Flava D comes to Cambridge

Genie Harrison 26 October 2018

I think it would be fair to suggest that bass-line music is something of the marmite variety; whilst nothing more than noise and repetition for some, for others there’s nothing quite like ‘skanking’ to bass-line. Coming from North London, where its appeal is increasingly epidemic, I certainly felt its absence upon my arrival in Cambridge last year. The plethora of house and techno events simply fails to fill the void. Despite ‘Warning’ (one of the UK’s longest running and most well-established Drum and Bass events) being based at the Cambridge Junction, there’s a lack of local d’n’b nights.

However, this all began to change last year thanks to the teaming up of friends Gideon Benedyk, Alfred Jacquemot, and Toni Moraelas, who noticed a gap in the musical market and sought to affect change, founding ‘Target Events’. Their flagship event, Urban Bass, is now one of the biggest nights in the Cambridge calendar.

Ahead of their Halloween Special this weekend, I spoke to Benedyk about the motivation behind the event’s conception, who rightly commented that, ‘for a city that has around 50,000 students (between two universities), the Cambridge bass scene was totally defunct, despite the popularity of the genre across the country.’ Target Events decided to do something a little bit different, and what was originally imagined as a few small parties has expanded into the boys being able to host some of their favourite artists (Skepsis, DJ Hazard, Bru-C), and one of the city’s most successful events. Beginning with 235 ticket sales, the forth and final Urban Bass of last year welcomed an impressive 505 students to Kuda, and the events only promise to get bigger and better.

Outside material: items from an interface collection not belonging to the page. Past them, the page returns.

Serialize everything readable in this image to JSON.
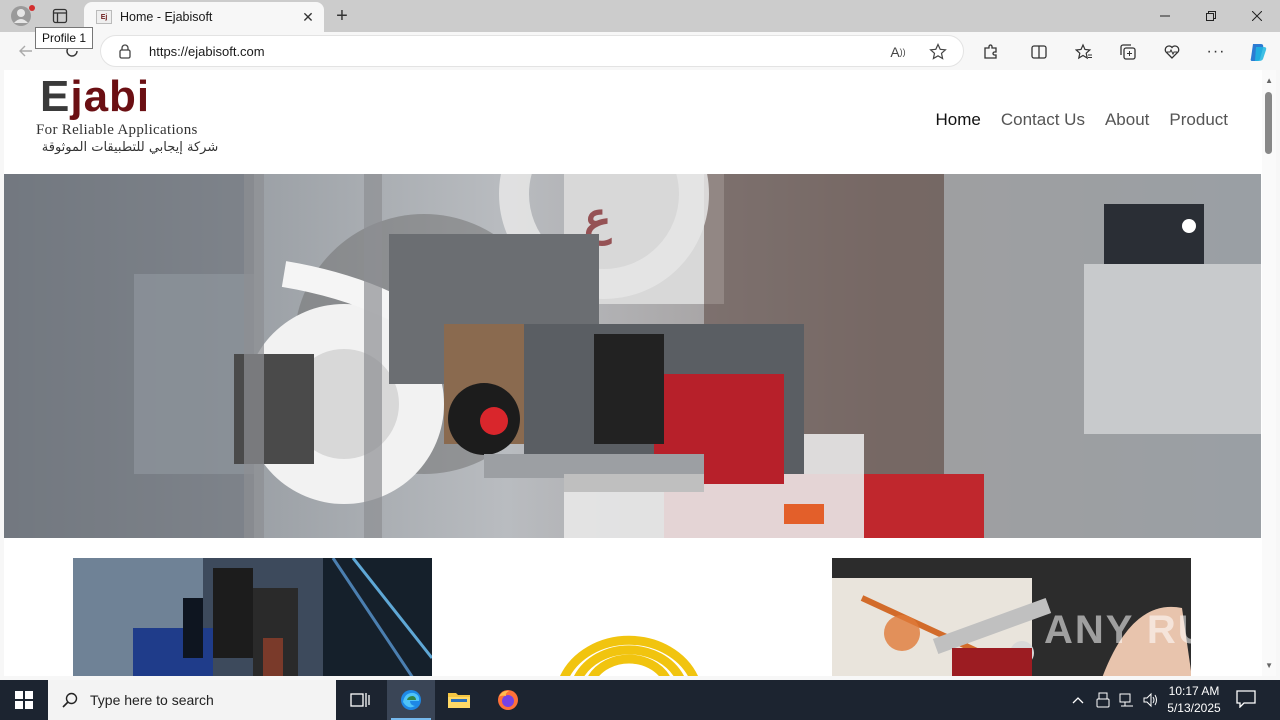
{
  "browser": {
    "tab_title": "Home - Ejabisoft",
    "tooltip": "Profile 1",
    "url": "https://ejabisoft.com"
  },
  "site": {
    "logo_wordmark_e": "E",
    "logo_wordmark_rest": "jabi",
    "logo_tagline": "For Reliable Applications",
    "logo_arabic": "شركة إيجابي للتطبيقات الموثوقة",
    "nav": [
      "Home",
      "Contact Us",
      "About",
      "Product"
    ],
    "active_nav": "Home"
  },
  "watermark": "ANY RUN",
  "taskbar": {
    "search_placeholder": "Type here to search",
    "time": "10:17 AM",
    "date": "5/13/2025"
  },
  "colors": {
    "brand": "#6b0f13",
    "taskbar": "#1c2430",
    "chrome": "#cccccc"
  }
}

This weekend, on Sunday 28th October, Cambridge will be hosting one of the most successful up-and-coming bass artists, Flava D. Following her 2013 debut, ‘Hold On’, Flava D has become an integral part of ‘Butterz’, her recording label, working with other infamous names in the garage/bassline/d’n’b sphere such as My Nu Leng, Wiley, and a collaborative album ‘ukg’ with Royal T and DJ Q. Following a 13-week stint at London’s XOYO and touring globally across Japan, India, Australia and the USA, Flava D has become one of the biggest names in the game.

Having seen Flava D a few times now, (Boomtown Fair 2017, Outlook Festival 2017, Phonox 2017), there is something about her energy that that makes her such a successful performer – her enthusiasm for music is infectious. Equally, drawing inspiration from garage and grime music, her sound is perhaps more accessible than a typical bass-line artist; I would encourage any who might not consider themselves a traditional d’n’b fan that Flava D would still show them a good time. It’s also incredibly refreshing to see a woman taking the stage of such a male-dominated sphere of music. Her work is as polished and professional as the rest, and yet still maintains the raw spirit of a woman passionate about creating music.